● ASSIGNMENT: Every line of the data must be set down exactly as shown.

● DATASET ENTRIES:
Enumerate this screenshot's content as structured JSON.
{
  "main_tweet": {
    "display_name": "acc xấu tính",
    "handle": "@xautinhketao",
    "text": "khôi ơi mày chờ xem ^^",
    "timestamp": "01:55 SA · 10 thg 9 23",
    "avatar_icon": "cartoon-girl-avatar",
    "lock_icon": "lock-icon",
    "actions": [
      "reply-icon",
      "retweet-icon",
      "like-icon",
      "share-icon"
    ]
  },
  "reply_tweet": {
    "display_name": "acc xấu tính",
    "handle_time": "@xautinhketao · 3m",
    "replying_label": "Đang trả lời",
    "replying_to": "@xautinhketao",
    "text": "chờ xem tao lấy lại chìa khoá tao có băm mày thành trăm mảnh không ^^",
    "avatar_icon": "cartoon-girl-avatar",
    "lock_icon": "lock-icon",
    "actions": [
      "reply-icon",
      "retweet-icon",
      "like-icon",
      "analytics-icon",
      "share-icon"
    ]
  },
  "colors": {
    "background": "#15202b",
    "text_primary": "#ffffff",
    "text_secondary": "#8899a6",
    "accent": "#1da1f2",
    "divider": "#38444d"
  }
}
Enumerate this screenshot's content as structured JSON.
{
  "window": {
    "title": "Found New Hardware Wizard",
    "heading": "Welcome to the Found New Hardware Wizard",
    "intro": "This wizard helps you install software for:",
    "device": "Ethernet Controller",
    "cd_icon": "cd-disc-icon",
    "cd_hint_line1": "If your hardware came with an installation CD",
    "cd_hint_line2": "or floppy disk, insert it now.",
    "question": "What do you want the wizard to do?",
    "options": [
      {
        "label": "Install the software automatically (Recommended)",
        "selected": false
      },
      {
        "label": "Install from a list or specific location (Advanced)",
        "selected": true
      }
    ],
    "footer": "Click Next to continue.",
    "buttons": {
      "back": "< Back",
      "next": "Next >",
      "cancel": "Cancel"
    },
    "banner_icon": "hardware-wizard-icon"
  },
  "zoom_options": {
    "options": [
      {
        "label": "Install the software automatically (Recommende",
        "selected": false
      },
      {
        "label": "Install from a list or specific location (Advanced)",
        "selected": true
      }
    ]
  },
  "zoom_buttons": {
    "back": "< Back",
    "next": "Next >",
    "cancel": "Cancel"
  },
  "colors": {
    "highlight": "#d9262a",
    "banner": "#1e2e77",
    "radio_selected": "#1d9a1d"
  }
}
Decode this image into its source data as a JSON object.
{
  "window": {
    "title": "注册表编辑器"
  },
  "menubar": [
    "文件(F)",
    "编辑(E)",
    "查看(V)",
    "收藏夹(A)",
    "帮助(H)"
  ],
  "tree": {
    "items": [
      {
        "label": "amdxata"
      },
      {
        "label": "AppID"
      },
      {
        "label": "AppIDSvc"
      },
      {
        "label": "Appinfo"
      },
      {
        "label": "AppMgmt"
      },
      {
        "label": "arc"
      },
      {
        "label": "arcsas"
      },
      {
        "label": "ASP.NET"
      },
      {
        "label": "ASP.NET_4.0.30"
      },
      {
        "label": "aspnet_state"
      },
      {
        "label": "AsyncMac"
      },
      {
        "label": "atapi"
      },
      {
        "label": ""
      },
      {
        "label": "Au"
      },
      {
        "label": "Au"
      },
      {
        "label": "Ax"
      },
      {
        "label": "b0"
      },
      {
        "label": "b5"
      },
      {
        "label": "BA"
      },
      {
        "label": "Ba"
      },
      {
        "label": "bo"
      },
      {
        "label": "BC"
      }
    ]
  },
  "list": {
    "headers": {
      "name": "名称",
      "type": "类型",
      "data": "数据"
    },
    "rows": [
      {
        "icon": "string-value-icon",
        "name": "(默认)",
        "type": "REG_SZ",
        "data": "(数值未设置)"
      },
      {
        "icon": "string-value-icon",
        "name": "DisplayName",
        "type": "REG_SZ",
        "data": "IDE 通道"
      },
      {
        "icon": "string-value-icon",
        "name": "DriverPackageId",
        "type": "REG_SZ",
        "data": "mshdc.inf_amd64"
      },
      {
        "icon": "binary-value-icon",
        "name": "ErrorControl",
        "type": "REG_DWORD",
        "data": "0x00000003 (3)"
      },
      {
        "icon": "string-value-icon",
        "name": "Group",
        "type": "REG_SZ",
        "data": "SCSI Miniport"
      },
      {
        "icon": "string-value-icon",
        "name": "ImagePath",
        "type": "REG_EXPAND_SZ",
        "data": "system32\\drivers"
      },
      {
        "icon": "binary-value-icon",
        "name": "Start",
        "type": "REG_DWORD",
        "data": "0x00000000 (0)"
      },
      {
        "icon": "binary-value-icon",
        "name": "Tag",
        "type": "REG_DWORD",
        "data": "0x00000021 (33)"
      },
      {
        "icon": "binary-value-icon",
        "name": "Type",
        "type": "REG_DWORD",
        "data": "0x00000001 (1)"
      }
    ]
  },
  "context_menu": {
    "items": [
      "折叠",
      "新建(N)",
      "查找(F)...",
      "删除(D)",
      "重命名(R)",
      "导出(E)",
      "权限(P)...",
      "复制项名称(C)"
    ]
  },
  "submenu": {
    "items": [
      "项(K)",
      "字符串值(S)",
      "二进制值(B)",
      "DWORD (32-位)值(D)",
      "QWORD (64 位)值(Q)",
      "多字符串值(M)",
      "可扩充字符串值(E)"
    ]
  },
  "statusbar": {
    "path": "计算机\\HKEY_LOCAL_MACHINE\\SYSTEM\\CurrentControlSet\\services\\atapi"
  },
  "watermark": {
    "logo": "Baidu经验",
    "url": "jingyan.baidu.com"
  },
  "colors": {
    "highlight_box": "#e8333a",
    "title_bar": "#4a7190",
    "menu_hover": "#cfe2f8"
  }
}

● EXERCISE SOLUTION:
Enumerate this screenshot's content as structured JSON.
{
  "main_tweet": {
    "display_name": "acc xấu tính",
    "handle": "@xautinhketao",
    "text": "khôi ơi mày chờ xem ^^",
    "timestamp": "01:55 SA · 10 thg 9 23",
    "avatar_icon": "cartoon-girl-avatar",
    "lock_icon": "lock-icon",
    "actions": [
      "reply-icon",
      "retweet-icon",
      "like-icon",
      "share-icon"
    ]
  },
  "reply_tweet": {
    "display_name": "acc xấu tính",
    "handle_time": "@xautinhketao · 3m",
    "replying_label": "Đang trả lời",
    "replying_to": "@xautinhketao",
    "text": "chờ xem tao lấy lại chìa khoá tao có băm mày thành trăm mảnh không ^^",
    "avatar_icon": "cartoon-girl-avatar",
    "lock_icon": "lock-icon",
    "actions": [
      "reply-icon",
      "retweet-icon",
      "like-icon",
      "analytics-icon",
      "share-icon"
    ]
  },
  "colors": {
    "background": "#15202b",
    "text_primary": "#ffffff",
    "text_secondary": "#8899a6",
    "accent": "#1da1f2",
    "divider": "#38444d"
  }
}
Enumerate this screenshot's content as structured JSON.
{
  "window": {
    "title": "Found New Hardware Wizard",
    "heading": "Welcome to the Found New Hardware Wizard",
    "intro": "This wizard helps you install software for:",
    "device": "Ethernet Controller",
    "cd_icon": "cd-disc-icon",
    "cd_hint_line1": "If your hardware came with an installation CD",
    "cd_hint_line2": "or floppy disk, insert it now.",
    "question": "What do you want the wizard to do?",
    "options": [
      {
        "label": "Install the software automatically (Recommended)",
        "selected": false
      },
      {
        "label": "Install from a list or specific location (Advanced)",
        "selected": true
      }
    ],
    "footer": "Click Next to continue.",
    "buttons": {
      "back": "< Back",
      "next": "Next >",
      "cancel": "Cancel"
    },
    "banner_icon": "hardware-wizard-icon"
  },
  "zoom_options": {
    "options": [
      {
        "label": "Install the software automatically (Recommende",
        "selected": false
      },
      {
        "label": "Install from a list or specific location (Advanced)",
        "selected": true
      }
    ]
  },
  "zoom_buttons": {
    "back": "< Back",
    "next": "Next >",
    "cancel": "Cancel"
  },
  "colors": {
    "highlight": "#d9262a",
    "banner": "#1e2e77",
    "radio_selected": "#1d9a1d"
  }
}
Decode this image into its source data as a JSON object.
{
  "window": {
    "title": "注册表编辑器"
  },
  "menubar": [
    "文件(F)",
    "编辑(E)",
    "查看(V)",
    "收藏夹(A)",
    "帮助(H)"
  ],
  "tree": {
    "items": [
      {
        "label": "amdxata"
      },
      {
        "label": "AppID"
      },
      {
        "label": "AppIDSvc"
      },
      {
        "label": "Appinfo"
      },
      {
        "label": "AppMgmt"
      },
      {
        "label": "arc"
      },
      {
        "label": "arcsas"
      },
      {
        "label": "ASP.NET"
      },
      {
        "label": "ASP.NET_4.0.30"
      },
      {
        "label": "aspnet_state"
      },
      {
        "label": "AsyncMac"
      },
      {
        "label": "atapi"
      },
      {
        "label": ""
      },
      {
        "label": "Au"
      },
      {
        "label": "Au"
      },
      {
        "label": "Ax"
      },
      {
        "label": "b0"
      },
      {
        "label": "b5"
      },
      {
        "label": "BA"
      },
      {
        "label": "Ba"
      },
      {
        "label": "bo"
      },
      {
        "label": "BC"
      }
    ]
  },
  "list": {
    "headers": {
      "name": "名称",
      "type": "类型",
      "data": "数据"
    },
    "rows": [
      {
        "icon": "string-value-icon",
        "name": "(默认)",
        "type": "REG_SZ",
        "data": "(数值未设置)"
      },
      {
        "icon": "string-value-icon",
        "name": "DisplayName",
        "type": "REG_SZ",
        "data": "IDE 通道"
      },
      {
        "icon": "string-value-icon",
        "name": "DriverPackageId",
        "type": "REG_SZ",
        "data": "mshdc.inf_amd64"
      },
      {
        "icon": "binary-value-icon",
        "name": "ErrorControl",
        "type": "REG_DWORD",
        "data": "0x00000003 (3)"
      },
      {
        "icon": "string-value-icon",
        "name": "Group",
        "type": "REG_SZ",
        "data": "SCSI Miniport"
      },
      {
        "icon": "string-value-icon",
        "name": "ImagePath",
        "type": "REG_EXPAND_SZ",
        "data": "system32\\drivers"
      },
      {
        "icon": "binary-value-icon",
        "name": "Start",
        "type": "REG_DWORD",
        "data": "0x00000000 (0)"
      },
      {
        "icon": "binary-value-icon",
        "name": "Tag",
        "type": "REG_DWORD",
        "data": "0x00000021 (33)"
      },
      {
        "icon": "binary-value-icon",
        "name": "Type",
        "type": "REG_DWORD",
        "data": "0x00000001 (1)"
      }
    ]
  },
  "context_menu": {
    "items": [
      "折叠",
      "新建(N)",
      "查找(F)...",
      "删除(D)",
      "重命名(R)",
      "导出(E)",
      "权限(P)...",
      "复制项名称(C)"
    ]
  },
  "submenu": {
    "items": [
      "项(K)",
      "字符串值(S)",
      "二进制值(B)",
      "DWORD (32-位)值(D)",
      "QWORD (64 位)值(Q)",
      "多字符串值(M)",
      "可扩充字符串值(E)"
    ]
  },
  "statusbar": {
    "path": "计算机\\HKEY_LOCAL_MACHINE\\SYSTEM\\CurrentControlSet\\services\\atapi"
  },
  "watermark": {
    "logo": "Baidu经验",
    "url": "jingyan.baidu.com"
  },
  "colors": {
    "highlight_box": "#e8333a",
    "title_bar": "#4a7190",
    "menu_hover": "#cfe2f8"
  }
}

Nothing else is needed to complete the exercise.